If you are not digitally savvy and a poor speller, you might think that a histogram is a special x-ray of someone’s lady parts, but you’d be wrong. And maybe you’d also have a dirty mind, but that’s a matter for another conversation.
The histogram is a handy little bit of info that can be found in the software that you use to edit your photos on the back on the back of your digital camera. It’s basically a squiggly line inside of a box. It’s looks somewhat like the heart monitor of someone having a very bad day. Rather than showing a myocardial infarction in progress, it’s there to show you if your image is too dark, too light or somewhere in that sweet buttery “Goldilocks zone” known as a correct exposure.

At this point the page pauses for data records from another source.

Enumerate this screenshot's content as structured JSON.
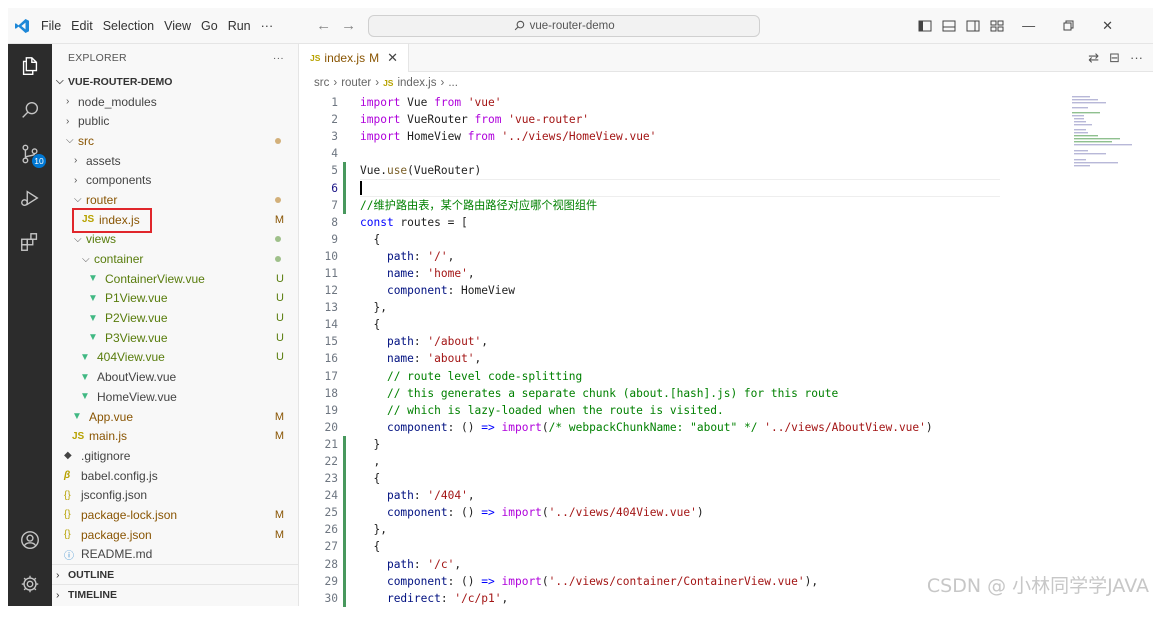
{
  "titlebar": {
    "menu": [
      "File",
      "Edit",
      "Selection",
      "View",
      "Go",
      "Run",
      "···"
    ],
    "search_text": "vue-router-demo",
    "minimize": "—",
    "close": "✕"
  },
  "activitybar": {
    "scm_badge": "10"
  },
  "sidebar": {
    "title": "EXPLORER",
    "more": "···",
    "root": "VUE-ROUTER-DEMO",
    "items": [
      {
        "label": "node_modules",
        "status": ""
      },
      {
        "label": "public",
        "status": ""
      },
      {
        "label": "src",
        "status": "dot"
      },
      {
        "label": "assets",
        "status": ""
      },
      {
        "label": "components",
        "status": ""
      },
      {
        "label": "router",
        "status": "dot"
      },
      {
        "label": "index.js",
        "status": "M"
      },
      {
        "label": "views",
        "status": "dot"
      },
      {
        "label": "container",
        "status": "dot"
      },
      {
        "label": "ContainerView.vue",
        "status": "U"
      },
      {
        "label": "P1View.vue",
        "status": "U"
      },
      {
        "label": "P2View.vue",
        "status": "U"
      },
      {
        "label": "P3View.vue",
        "status": "U"
      },
      {
        "label": "404View.vue",
        "status": "U"
      },
      {
        "label": "AboutView.vue",
        "status": ""
      },
      {
        "label": "HomeView.vue",
        "status": ""
      },
      {
        "label": "App.vue",
        "status": "M"
      },
      {
        "label": "main.js",
        "status": "M"
      },
      {
        "label": ".gitignore",
        "status": ""
      },
      {
        "label": "babel.config.js",
        "status": ""
      },
      {
        "label": "jsconfig.json",
        "status": ""
      },
      {
        "label": "package-lock.json",
        "status": "M"
      },
      {
        "label": "package.json",
        "status": "M"
      },
      {
        "label": "README.md",
        "status": ""
      }
    ],
    "outline": "OUTLINE",
    "timeline": "TIMELINE"
  },
  "editor": {
    "tab_label": "index.js",
    "tab_status": "M",
    "tab_icon": "JS",
    "breadcrumb": [
      "src",
      "router",
      "index.js",
      "..."
    ],
    "code_lines": [
      "import Vue from 'vue'",
      "import VueRouter from 'vue-router'",
      "import HomeView from '../views/HomeView.vue'",
      "",
      "Vue.use(VueRouter)",
      "",
      "//维护路由表，某个路由路径对应哪个视图组件",
      "const routes = [",
      "  {",
      "    path: '/',",
      "    name: 'home',",
      "    component: HomeView",
      "  },",
      "  {",
      "    path: '/about',",
      "    name: 'about',",
      "    // route level code-splitting",
      "    // this generates a separate chunk (about.[hash].js) for this route",
      "    // which is lazy-loaded when the route is visited.",
      "    component: () => import(/* webpackChunkName: \"about\" */ '../views/AboutView.vue')",
      "  }",
      "  ,",
      "  {",
      "    path: '/404',",
      "    component: () => import('../views/404View.vue')",
      "  },",
      "  {",
      "    path: '/c',",
      "    component: () => import('../views/container/ContainerView.vue'),",
      "    redirect: '/c/p1',"
    ],
    "current_line": 6
  },
  "watermark": "CSDN @ 小林同学学JAVA"
}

The left side of the histogram represents black while the right side is white. The 253 values of gray run left to right from dark to light. If the squiggly line is high off the bottom edge at a certain point, it means that there are a lot of pixels with that level of lightness. If the squiggly line tends to be higher on the left side of the histogram, then you have a dark image. If the high points are gathered to the right side, the image is lighter.
To be clear, dark and light are different than being under- or over-exposed. A ‘dark’ image (histogram bunched toward the left) is just dominated by dark pixels. The main subject is still properly exposed. This kind of picture is often referred to as a low-key. A high-key image is exactly the opposite, with the background very bright, perhaps even blown out, while the main subject is still correctly exposed.
So how do you use the histogram to recognize over- and under-exposed images? First, let’s define how to recognize the histogram of a good exposure. A well-exposed image will have a histogram that starts in the lower left corner of the box and ends in the lower right corner. You may have heard some so-called experts talk about a “perfect” histogram that forms a pyramid between the two corners. This perfect histogram doesn’t exist in the real world, so don’t worry about it too much.
The histogram for an under-exposed image will appear to disappear off the left side of the “box.” More importantly, the light end of the histogram will not get anywhere near the right corner.
Conversely, the histogram of the over-exposed image will disappear off the right side and not reach the left corner.
In some cases, the histogram may disappear off one edge, yet still reach the other edge. An image that pushes its histogram off the left side while still reaching to the far right corner is probably just a low-key image with extremely dark shadows.
Let me say here that your eye, and not the histogram, is the final judge as to what makes a good exposure and what isn’t. Your histogram may be screaming over-exposure or under-exposure, but something about the picture just speaks to you. If so, goes with your gut, your eye and your heart.